Dr. Toon: One for those Long Gone
Rather than focus on the history of the studio, its artists, and its works (I'll leave you to the book and the DVD), I would like to share some thoughts on the UPA studio's intersection with American culture, since we all know that nothing happens in a vacuum. We also know that every piece of animation produced reflects the society and the times in which it was made. In this case, we will see that not only did UPA have to happen, it happened during the best and most appropriate time for such a studio to flourish.
It always seems to be a misconception that the post WWII years were characterized by blandness, conformity, consumerism (and cars with big tail fins). The era of the Gray Flannel Suit, the Company Man, and the Happy Housewife, all of them content in newfound suburban repose. The actual truth, as most historians know, was far different than nostalgic voices would have us remember. UPA existed roughly from 1947, although the groundwork for an independent studio was laid a few years earlier, until 1960, when Steve Bosustow sold out to Henry G. Saperstein. UPA continued, but hardly in the spirit of the original studio. UPA, in short, existed during all of the postwar years leading up to the Kennedy administration.

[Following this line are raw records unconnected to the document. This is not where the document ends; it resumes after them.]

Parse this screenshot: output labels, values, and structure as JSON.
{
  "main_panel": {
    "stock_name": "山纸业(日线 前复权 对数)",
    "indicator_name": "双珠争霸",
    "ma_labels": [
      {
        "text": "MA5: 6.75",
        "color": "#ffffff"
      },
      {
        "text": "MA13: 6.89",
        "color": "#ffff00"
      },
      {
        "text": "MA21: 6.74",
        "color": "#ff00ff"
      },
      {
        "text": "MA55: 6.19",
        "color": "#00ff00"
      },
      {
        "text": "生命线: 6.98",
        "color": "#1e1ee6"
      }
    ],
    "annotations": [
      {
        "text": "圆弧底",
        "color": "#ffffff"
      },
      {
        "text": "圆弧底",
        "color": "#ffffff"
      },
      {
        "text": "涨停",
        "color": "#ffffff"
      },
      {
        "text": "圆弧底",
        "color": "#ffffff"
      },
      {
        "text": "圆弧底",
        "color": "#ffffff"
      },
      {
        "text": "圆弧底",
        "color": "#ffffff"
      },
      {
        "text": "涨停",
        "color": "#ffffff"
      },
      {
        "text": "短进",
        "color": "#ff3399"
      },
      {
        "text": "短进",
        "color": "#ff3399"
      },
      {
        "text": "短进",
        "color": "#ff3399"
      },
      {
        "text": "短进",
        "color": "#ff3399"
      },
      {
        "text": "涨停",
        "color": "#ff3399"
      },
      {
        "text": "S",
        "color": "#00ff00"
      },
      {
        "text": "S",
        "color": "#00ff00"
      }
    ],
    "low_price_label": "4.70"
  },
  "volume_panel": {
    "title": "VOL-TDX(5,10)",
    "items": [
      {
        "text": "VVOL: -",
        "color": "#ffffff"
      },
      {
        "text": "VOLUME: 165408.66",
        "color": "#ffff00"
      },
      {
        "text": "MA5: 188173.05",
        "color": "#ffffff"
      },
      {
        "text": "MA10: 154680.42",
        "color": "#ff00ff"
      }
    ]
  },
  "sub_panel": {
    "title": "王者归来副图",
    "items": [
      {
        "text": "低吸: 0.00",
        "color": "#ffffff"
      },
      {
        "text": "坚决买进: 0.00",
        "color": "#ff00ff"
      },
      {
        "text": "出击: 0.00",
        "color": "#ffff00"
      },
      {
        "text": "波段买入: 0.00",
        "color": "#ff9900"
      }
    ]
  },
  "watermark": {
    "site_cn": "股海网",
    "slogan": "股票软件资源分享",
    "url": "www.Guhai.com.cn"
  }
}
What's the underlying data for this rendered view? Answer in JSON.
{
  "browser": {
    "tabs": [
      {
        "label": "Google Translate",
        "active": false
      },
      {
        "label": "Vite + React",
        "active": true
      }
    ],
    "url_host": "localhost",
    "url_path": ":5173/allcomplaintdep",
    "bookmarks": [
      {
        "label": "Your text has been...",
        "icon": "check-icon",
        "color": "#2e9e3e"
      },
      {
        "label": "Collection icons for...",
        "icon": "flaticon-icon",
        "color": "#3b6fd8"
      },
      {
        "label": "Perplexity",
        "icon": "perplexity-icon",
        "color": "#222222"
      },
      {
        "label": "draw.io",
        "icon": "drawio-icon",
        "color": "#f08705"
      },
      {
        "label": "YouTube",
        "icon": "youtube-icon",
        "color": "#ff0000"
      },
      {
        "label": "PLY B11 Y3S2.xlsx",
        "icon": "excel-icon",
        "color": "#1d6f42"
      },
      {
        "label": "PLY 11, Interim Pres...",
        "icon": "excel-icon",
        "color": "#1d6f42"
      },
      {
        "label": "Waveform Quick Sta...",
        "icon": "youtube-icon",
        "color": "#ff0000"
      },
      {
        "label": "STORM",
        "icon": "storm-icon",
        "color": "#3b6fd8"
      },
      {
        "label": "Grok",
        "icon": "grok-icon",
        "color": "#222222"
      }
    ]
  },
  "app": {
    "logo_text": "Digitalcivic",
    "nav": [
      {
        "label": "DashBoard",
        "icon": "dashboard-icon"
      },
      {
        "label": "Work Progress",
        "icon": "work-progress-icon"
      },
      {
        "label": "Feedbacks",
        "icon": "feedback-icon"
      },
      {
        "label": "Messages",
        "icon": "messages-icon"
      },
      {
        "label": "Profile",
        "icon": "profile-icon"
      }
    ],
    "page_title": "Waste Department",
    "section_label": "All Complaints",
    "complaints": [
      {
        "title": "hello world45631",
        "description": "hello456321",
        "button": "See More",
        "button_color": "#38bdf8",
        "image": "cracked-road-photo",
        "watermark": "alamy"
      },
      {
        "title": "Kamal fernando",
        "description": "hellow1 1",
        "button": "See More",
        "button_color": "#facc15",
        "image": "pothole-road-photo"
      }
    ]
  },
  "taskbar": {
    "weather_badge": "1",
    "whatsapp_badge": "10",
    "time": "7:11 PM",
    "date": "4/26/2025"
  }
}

This was not a tranquil or even conformist time. It was a time of fear and paranoid suspicions, an arena of Cold War, where imaginary Communists hatched nefarious plans across the creative canvases of Hollywood. Indeed, no animation studio suffered more from scrutiny and unfounded accusation than UPA. John Hubley, the artist who might have best symbolized UPA and its artistic proclivities was defamed and exiled from the business by the relentless hounding of the House Un-American Activities Committee; he would not recover for another decade. Still, the same era was also responsible for upheavals in art, literature, music, and film that belied any ideas of staid conformity.
Pop Art first gained attention in 1952 through the actions of the Independent Group in Great Britain, a gathering of artists (that also included writers and architects) determined to fashion a statement on mass culture. Pop Art could include images found in advertising, graphic design, product design, and even comic books. By 1958, the form was well established and represented by such artists as Jasper Johns, Roy Lichtenstein, Robert Rauschenburg, and Andy Warhol. It would not be a stretch to imagine any of them experimenting at UPA.
Poetry and literature were profoundly influenced by the Beats during the same era. Allen Ginsburg, Neal Cassidy, Lawrence Ferlinghetti, William Burroughs and Jack Kerouac were perhaps the best-known Beat poets and writers. Both poetry and prose were made highly elastic under their influence, and some critics might have added incomprehensible. However, the Beats were kindred spirits to the game-changers at UPA.
Bop and improvisational jazz forms flourished, vastly different from previous permutations of popular music. Charlie Parker blew frantic flames of agony from his horn while Death applauded in the audience; John Coltrane led unforgettable forays into musical jungles of indefinable terrain. Miles Davis was experimenting with wild flights that resulted in the birth of fusion jazz decades later. In short, music mirrored modern art, an aural twin to the graphic experimentation taking place in UPA's animation.